Convener: Frank Mattern | Co-conveners: Christopher Bailey, Ivan Callegari, Andreas Scharf
| Attendance Thu, 07 May, 10:45–12:30 (CEST)

The coupling between tectonics, climate and surface processes governs the dynamics of mountain belts and basins. First order constraints on this coupling are provided by geomorphic and sedimentary records, including longitudinal river profiles, fluvial terraces, downstream fining trends, growth strata, sediment provenance, sequence stratigraphy, and changing depositional environments. Moreover, the increasing integration of geochronological methods for quantifying erosion rates and source-to-sink sediment transfer with landscape evolution, stratigraphic, climatic, and tectonic models allows to advance our understanding of the interactions between surface processes, climate and tectonic deformation.
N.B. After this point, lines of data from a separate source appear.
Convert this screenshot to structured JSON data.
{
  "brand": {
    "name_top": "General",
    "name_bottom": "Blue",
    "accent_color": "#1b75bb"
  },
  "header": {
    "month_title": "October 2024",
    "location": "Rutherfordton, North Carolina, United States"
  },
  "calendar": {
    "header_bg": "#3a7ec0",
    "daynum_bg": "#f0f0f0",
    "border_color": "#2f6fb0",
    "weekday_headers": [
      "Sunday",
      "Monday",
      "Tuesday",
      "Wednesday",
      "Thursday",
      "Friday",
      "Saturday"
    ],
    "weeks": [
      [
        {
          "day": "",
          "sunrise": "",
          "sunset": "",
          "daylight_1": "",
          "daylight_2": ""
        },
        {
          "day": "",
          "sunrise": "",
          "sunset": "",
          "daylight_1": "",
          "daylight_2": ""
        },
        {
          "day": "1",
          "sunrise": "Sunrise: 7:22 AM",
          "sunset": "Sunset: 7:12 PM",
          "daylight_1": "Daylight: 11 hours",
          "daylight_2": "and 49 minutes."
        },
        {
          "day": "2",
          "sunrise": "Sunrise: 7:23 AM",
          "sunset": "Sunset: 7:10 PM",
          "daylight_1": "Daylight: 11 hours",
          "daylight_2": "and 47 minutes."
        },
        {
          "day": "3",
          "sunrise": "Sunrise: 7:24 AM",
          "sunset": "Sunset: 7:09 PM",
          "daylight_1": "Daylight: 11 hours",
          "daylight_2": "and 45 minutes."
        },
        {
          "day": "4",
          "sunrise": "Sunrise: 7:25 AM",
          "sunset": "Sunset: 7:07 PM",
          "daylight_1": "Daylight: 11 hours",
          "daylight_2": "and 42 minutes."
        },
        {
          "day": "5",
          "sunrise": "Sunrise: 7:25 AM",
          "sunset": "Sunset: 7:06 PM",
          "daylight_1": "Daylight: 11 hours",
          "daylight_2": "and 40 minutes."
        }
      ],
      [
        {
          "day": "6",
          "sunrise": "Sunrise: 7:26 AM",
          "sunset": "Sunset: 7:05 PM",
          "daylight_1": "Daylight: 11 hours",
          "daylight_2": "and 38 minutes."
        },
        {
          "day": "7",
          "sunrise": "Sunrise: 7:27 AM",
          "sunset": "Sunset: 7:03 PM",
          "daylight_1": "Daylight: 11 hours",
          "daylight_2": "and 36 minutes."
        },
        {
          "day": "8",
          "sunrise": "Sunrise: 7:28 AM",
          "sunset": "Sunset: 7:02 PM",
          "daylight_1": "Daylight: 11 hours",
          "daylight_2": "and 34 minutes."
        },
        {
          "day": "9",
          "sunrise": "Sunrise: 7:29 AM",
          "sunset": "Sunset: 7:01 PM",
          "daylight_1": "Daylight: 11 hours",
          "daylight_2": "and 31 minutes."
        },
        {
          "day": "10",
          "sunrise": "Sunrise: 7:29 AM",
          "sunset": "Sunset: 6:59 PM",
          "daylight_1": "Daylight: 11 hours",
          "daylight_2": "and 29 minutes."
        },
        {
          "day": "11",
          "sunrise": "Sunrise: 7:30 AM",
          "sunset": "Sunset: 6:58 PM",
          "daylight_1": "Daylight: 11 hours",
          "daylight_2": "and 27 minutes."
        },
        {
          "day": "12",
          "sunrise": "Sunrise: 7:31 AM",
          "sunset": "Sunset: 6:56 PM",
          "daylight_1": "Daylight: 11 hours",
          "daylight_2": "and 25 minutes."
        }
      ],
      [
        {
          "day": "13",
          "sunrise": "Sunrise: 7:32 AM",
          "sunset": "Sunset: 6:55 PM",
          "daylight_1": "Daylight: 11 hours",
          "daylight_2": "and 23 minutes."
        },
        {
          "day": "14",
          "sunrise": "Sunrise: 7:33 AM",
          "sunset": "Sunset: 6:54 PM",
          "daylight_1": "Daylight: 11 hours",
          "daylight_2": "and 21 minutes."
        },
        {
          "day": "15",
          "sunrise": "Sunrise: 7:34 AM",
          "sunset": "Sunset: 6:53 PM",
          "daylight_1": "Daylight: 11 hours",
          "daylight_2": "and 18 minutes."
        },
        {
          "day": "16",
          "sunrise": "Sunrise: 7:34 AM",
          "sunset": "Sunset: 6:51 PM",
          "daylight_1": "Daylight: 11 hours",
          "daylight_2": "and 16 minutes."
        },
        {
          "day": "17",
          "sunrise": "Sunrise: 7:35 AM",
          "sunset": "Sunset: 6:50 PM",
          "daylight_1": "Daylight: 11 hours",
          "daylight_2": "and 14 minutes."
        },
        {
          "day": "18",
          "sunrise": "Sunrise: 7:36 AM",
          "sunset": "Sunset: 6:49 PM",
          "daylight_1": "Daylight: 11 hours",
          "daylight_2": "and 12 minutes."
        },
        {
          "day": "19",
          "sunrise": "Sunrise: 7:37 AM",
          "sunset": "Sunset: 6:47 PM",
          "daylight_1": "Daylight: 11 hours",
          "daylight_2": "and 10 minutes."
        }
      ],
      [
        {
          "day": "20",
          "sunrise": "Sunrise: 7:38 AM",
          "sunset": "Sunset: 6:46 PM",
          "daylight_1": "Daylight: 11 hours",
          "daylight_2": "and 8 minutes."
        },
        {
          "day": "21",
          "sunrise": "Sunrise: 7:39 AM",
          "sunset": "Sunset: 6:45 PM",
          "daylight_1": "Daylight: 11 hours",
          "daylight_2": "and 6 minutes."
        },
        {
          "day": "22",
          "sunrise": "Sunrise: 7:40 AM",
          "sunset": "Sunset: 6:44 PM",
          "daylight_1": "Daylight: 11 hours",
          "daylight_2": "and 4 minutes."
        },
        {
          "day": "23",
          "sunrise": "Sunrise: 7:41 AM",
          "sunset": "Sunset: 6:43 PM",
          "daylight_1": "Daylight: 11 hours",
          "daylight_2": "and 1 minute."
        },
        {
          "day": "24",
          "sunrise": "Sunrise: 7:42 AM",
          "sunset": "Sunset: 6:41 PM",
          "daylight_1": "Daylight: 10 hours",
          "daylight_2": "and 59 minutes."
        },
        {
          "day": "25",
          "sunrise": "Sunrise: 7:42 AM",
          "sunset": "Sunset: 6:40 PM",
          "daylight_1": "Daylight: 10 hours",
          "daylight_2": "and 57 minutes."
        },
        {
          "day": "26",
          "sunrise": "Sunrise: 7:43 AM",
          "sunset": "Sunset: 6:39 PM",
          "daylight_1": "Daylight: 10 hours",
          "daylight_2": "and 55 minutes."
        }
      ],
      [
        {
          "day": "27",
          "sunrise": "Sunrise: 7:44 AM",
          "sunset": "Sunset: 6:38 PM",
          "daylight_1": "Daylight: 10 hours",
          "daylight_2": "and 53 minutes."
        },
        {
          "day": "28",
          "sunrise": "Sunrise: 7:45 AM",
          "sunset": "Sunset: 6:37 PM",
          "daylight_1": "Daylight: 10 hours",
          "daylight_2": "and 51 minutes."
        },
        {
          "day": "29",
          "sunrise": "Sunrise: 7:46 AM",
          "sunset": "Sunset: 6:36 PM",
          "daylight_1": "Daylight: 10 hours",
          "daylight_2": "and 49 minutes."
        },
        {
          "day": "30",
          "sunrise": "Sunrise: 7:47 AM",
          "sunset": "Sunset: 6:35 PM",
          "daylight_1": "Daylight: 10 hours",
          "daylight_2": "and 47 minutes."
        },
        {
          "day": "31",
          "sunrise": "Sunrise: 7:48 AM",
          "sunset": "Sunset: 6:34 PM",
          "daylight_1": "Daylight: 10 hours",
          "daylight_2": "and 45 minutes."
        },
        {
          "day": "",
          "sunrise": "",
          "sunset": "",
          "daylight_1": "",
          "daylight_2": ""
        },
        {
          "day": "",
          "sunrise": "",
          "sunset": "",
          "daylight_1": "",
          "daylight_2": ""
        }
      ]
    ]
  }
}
We invite contributions that use geomorphic and/or sedimentary records to understand tectonic deformation, climate histories, and surface processes, and welcome studies that address their interactions and couplings at a range of spatial and temporal scales. In particular, we encourage coupled catchment-basin studies that take advantage of numerical/physical modelling, geochemical tools for quantifying rates of surface processes (cosmogenic nuclides, low-temperature thermochronology, luminescence dating) and high resolution digital topographic and subsurface data. We also encourage field or subsurface structural and geomorphic studies of landscape evolution, sedimentary patterns and provenance in deformed settings, and invite contributions that address the role of surface processes in modulating rates of deformation and tectonic style, or of tectonics modulating the response of landscapes to climate change.

Co-organized by TS9
Convener: Dirk Scherler | Co-conveners: Anneleen Geurts, Duna Roda-BoludaECSECS, Alex Whittaker
| Attendance Tue, 05 May, 10:45–12:30 (CEST), Attendance Tue, 05 May, 14:00–15:45 (CEST)